Determine the number of lines in these entries that hold the word "JSON". Give the number and nothing more.
━━━ Source records ━━━
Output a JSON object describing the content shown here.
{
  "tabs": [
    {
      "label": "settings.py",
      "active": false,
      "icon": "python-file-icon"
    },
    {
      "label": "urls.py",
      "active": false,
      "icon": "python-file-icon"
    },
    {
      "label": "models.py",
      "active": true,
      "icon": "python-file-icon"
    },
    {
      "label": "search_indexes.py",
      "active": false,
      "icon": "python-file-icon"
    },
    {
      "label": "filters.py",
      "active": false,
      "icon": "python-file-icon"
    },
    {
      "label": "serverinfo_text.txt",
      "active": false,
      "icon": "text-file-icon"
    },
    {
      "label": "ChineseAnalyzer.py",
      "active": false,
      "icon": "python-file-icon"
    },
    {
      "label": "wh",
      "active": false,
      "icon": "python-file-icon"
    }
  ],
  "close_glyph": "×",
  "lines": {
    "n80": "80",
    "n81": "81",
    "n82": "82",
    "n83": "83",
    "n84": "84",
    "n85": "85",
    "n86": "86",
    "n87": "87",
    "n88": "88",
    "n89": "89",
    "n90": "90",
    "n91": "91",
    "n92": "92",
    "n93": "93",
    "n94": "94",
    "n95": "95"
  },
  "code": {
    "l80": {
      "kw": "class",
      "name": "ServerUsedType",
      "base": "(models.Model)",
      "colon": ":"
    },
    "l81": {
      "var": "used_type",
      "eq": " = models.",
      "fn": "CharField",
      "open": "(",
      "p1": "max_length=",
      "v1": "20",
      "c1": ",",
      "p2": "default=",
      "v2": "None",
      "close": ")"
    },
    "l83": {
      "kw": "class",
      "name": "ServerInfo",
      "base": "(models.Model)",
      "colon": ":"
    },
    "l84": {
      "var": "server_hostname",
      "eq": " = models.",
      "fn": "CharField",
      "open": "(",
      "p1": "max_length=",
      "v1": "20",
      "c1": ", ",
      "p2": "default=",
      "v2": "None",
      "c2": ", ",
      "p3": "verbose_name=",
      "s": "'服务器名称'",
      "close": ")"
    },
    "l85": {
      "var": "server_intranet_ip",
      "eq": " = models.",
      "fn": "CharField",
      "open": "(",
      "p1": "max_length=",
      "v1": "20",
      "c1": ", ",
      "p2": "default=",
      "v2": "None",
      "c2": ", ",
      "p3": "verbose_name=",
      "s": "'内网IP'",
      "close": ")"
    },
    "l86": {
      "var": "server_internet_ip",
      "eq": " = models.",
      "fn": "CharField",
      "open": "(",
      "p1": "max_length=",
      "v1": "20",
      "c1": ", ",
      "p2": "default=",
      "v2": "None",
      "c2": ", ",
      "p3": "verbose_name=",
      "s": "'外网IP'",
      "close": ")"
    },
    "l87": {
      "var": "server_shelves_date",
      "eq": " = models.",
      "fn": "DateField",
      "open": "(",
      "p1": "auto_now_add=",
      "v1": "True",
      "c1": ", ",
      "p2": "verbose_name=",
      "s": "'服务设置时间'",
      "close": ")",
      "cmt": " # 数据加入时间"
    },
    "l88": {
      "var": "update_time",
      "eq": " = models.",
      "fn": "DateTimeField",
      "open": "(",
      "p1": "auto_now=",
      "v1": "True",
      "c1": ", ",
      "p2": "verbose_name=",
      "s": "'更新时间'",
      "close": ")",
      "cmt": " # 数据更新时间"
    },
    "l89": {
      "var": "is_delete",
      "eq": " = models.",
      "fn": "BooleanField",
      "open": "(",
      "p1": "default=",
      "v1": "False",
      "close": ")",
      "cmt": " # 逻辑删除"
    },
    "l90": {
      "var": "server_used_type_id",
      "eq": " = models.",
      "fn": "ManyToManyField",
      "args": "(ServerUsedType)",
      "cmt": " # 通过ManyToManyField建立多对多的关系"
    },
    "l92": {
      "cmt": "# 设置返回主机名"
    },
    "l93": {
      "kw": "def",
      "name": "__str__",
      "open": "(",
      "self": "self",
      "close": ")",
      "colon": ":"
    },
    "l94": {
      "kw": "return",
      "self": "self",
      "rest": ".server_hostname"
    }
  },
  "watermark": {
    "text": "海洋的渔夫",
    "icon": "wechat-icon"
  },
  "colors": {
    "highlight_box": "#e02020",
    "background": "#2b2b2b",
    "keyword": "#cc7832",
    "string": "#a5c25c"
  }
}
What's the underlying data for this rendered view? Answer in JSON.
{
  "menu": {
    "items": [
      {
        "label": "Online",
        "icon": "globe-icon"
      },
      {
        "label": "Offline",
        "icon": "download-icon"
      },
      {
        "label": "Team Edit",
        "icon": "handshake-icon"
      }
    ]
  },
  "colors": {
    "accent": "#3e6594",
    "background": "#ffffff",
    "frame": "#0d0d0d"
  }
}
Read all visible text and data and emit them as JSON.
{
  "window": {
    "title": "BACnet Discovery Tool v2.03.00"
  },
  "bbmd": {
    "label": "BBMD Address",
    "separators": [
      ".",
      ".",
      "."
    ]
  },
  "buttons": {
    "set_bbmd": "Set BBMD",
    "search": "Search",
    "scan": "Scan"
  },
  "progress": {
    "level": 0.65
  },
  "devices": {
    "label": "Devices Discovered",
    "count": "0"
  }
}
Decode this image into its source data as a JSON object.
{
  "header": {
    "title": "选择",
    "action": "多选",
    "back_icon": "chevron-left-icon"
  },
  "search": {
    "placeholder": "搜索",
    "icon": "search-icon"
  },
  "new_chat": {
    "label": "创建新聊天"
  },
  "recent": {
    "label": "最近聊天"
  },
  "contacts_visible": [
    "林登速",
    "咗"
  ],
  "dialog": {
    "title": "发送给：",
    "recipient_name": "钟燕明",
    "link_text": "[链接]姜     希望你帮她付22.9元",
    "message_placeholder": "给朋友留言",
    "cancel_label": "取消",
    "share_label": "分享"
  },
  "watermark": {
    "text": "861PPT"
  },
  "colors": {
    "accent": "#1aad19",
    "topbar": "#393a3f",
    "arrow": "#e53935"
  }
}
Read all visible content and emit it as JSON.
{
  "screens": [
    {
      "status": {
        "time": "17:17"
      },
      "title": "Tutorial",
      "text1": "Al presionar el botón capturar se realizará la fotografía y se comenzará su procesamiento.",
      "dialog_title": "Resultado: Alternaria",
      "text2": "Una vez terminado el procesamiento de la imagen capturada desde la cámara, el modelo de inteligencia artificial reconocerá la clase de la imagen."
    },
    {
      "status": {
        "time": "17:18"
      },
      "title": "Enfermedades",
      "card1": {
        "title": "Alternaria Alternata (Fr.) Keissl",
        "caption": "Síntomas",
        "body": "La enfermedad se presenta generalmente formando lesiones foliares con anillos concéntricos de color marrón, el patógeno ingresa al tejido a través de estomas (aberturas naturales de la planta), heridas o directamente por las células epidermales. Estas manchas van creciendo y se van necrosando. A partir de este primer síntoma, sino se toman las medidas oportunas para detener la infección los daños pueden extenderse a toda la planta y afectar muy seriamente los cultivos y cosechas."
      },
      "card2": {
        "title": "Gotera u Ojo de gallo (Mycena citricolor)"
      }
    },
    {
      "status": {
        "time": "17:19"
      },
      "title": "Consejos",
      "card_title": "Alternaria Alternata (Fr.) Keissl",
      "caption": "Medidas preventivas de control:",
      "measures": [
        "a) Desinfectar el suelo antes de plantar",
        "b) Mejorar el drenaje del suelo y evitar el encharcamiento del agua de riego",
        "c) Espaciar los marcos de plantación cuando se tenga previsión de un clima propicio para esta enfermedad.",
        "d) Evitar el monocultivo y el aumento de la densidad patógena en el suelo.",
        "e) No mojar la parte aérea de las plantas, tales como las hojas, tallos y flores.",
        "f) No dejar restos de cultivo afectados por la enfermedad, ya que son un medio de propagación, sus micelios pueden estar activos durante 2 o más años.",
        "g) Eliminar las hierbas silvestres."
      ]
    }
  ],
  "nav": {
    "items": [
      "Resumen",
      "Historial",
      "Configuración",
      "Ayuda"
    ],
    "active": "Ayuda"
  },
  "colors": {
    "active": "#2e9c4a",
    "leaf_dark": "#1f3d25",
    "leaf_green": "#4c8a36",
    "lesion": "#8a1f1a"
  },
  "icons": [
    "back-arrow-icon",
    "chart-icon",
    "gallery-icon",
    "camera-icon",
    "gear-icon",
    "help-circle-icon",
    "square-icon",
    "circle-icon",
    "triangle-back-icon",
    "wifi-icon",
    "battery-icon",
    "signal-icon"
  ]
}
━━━
| Expected output |
5